The Renaissance was a time of immense change in the social, political, economic, intellectual and artistic arenas of the Western world. The cultural construction of the human body occupied a pivotal role in those transformations. The social and cultural meanings of embodiment revolutionized the intellectual, political and emotional ideologies of the period.
Covering the years from 1400 to 1650, this volume examines the flexible and shifting categories of the body at an unparalleled time of growth in geographical exploration, science, technology and commerce.

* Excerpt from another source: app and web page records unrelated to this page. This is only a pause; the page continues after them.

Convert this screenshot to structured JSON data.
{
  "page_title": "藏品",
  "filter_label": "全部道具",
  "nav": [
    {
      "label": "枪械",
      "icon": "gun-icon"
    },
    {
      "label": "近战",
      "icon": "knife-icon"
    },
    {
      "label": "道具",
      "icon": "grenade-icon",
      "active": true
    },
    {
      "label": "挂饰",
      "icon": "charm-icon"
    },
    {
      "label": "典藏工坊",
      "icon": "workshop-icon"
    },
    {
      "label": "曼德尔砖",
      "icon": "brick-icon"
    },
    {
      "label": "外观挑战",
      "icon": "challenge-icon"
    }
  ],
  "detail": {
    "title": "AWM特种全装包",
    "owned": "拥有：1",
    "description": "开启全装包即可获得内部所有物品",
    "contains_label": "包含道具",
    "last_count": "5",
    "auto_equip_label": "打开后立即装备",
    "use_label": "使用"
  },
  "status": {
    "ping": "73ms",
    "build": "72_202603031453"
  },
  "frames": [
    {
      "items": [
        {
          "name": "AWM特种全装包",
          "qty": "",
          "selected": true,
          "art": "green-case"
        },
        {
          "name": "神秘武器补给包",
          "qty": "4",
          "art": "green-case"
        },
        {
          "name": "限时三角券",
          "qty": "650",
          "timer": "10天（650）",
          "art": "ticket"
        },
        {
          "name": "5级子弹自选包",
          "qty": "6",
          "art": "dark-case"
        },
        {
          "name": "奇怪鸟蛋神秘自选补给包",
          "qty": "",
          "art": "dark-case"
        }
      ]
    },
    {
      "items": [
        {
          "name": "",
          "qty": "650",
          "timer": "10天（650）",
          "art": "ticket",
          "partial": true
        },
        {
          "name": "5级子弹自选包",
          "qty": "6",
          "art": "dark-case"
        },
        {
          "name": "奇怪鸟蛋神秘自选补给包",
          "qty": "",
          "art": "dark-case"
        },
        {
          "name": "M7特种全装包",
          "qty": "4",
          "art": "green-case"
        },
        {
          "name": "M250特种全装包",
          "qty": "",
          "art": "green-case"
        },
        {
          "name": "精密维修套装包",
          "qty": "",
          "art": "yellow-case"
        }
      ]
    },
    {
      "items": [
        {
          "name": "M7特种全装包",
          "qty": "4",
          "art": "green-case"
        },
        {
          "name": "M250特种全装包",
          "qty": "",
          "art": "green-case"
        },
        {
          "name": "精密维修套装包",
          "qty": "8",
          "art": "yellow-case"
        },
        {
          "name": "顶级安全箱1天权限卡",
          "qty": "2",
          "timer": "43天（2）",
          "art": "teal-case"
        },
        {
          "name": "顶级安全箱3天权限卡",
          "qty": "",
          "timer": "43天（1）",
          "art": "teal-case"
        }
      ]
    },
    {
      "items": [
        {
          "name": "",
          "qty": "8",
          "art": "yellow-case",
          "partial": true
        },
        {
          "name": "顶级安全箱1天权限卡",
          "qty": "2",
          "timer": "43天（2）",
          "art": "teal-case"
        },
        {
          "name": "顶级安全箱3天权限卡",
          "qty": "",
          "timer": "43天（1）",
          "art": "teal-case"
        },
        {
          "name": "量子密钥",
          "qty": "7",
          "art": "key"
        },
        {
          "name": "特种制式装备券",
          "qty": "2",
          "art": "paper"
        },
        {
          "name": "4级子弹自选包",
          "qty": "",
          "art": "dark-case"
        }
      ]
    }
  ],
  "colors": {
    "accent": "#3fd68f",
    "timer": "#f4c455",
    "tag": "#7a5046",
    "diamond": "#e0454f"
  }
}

A Cultural History of the Human Body in the Renaissance presents an overview of the period with essays on the centrality of the human body in birth and death, health and disease, sexuality, beauty and concepts of the ideal, bodies marked by gender, race, class and age, cultural representations and popular beliefs and the self and society.